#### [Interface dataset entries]

▶

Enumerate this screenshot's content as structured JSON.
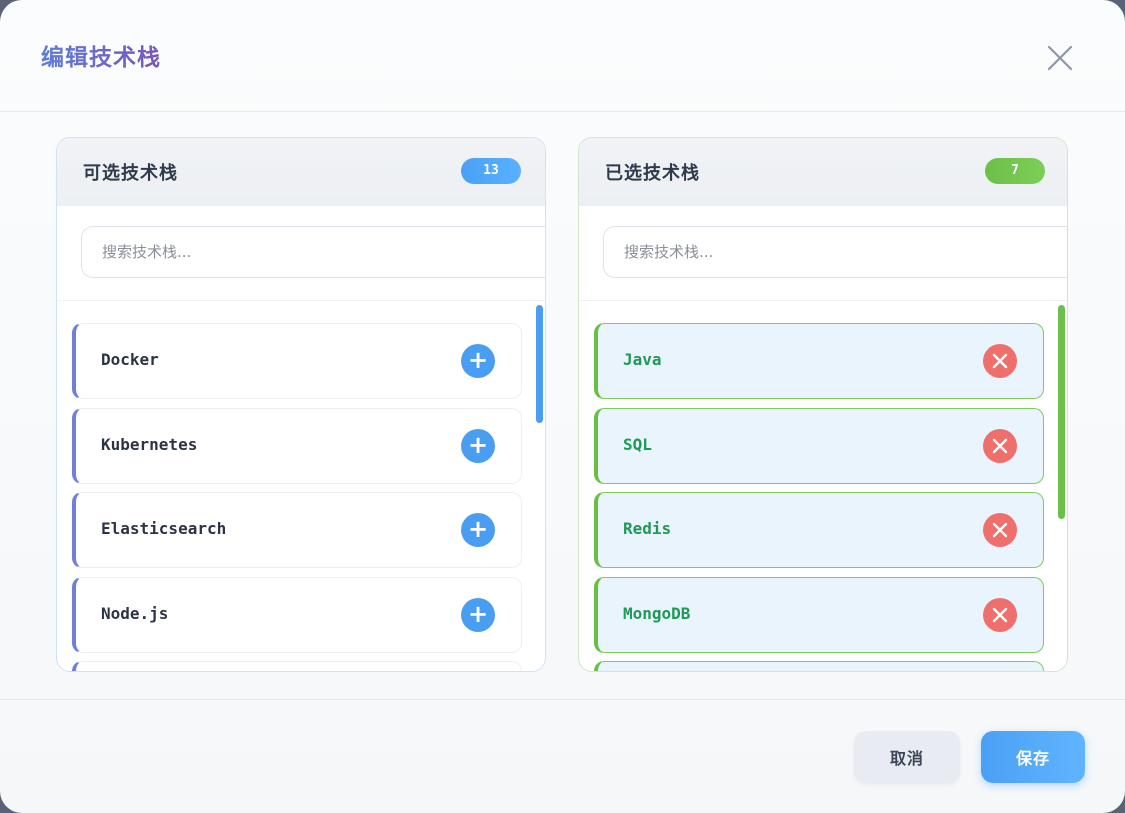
{
  "dialog": {
    "title": "编辑技术栈",
    "close_icon": "close-icon"
  },
  "available": {
    "title": "可选技术栈",
    "count": "13",
    "search_placeholder": "搜索技术栈...",
    "items": [
      {
        "label": "Docker"
      },
      {
        "label": "Kubernetes"
      },
      {
        "label": "Elasticsearch"
      },
      {
        "label": "Node.js"
      }
    ],
    "accent": "#4a9ef2"
  },
  "selected": {
    "title": "已选技术栈",
    "count": "7",
    "search_placeholder": "搜索技术栈...",
    "items": [
      {
        "label": "Java"
      },
      {
        "label": "SQL"
      },
      {
        "label": "Redis"
      },
      {
        "label": "MongoDB"
      }
    ],
    "accent": "#6cc04a"
  },
  "footer": {
    "cancel_label": "取消",
    "save_label": "保存"
  }
}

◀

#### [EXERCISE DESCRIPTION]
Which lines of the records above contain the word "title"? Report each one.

#### [ANSWER TO THIS TASK]
    "title": "编辑技术栈",
    "title": "可选技术栈",
    "title": "已选技术栈",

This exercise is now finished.